Return, without anything added, the lines from the one containing "Read all visible content and emit it as JSON." through the end of the entries below, exactly as written.

Website and app data records
╭──
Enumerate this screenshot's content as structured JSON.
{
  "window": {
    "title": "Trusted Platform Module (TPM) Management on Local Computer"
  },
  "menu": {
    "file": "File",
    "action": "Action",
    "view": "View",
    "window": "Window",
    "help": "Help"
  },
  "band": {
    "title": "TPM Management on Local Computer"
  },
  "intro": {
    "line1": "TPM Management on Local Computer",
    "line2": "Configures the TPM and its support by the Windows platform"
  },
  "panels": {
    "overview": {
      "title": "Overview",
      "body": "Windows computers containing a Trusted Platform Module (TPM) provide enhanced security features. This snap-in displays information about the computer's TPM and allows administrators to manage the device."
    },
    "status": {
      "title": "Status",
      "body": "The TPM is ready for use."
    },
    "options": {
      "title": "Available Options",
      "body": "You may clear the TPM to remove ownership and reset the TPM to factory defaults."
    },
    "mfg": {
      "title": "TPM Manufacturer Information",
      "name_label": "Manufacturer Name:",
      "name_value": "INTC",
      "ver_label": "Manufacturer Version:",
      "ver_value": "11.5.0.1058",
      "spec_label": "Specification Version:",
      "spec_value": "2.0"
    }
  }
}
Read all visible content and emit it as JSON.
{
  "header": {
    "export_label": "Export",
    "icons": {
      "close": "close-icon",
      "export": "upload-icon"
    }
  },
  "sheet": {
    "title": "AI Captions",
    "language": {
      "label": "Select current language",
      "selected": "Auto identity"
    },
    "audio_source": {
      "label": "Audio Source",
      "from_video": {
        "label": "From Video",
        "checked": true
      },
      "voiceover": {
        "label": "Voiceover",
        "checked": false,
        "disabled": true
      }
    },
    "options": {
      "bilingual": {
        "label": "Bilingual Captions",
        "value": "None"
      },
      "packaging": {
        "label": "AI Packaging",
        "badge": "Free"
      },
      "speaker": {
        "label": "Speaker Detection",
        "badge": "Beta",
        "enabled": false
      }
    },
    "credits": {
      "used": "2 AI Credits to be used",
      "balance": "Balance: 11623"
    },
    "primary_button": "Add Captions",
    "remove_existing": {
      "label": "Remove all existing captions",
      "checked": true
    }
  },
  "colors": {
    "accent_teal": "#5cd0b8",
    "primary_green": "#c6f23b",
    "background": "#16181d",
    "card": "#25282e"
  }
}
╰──
SOLUTION
Read all visible content and emit it as JSON.
{
  "header": {
    "export_label": "Export",
    "icons": {
      "close": "close-icon",
      "export": "upload-icon"
    }
  },
  "sheet": {
    "title": "AI Captions",
    "language": {
      "label": "Select current language",
      "selected": "Auto identity"
    },
    "audio_source": {
      "label": "Audio Source",
      "from_video": {
        "label": "From Video",
        "checked": true
      },
      "voiceover": {
        "label": "Voiceover",
        "checked": false,
        "disabled": true
      }
    },
    "options": {
      "bilingual": {
        "label": "Bilingual Captions",
        "value": "None"
      },
      "packaging": {
        "label": "AI Packaging",
        "badge": "Free"
      },
      "speaker": {
        "label": "Speaker Detection",
        "badge": "Beta",
        "enabled": false
      }
    },
    "credits": {
      "used": "2 AI Credits to be used",
      "balance": "Balance: 11623"
    },
    "primary_button": "Add Captions",
    "remove_existing": {
      "label": "Remove all existing captions",
      "checked": true
    }
  },
  "colors": {
    "accent_teal": "#5cd0b8",
    "primary_green": "#c6f23b",
    "background": "#16181d",
    "card": "#25282e"
  }
}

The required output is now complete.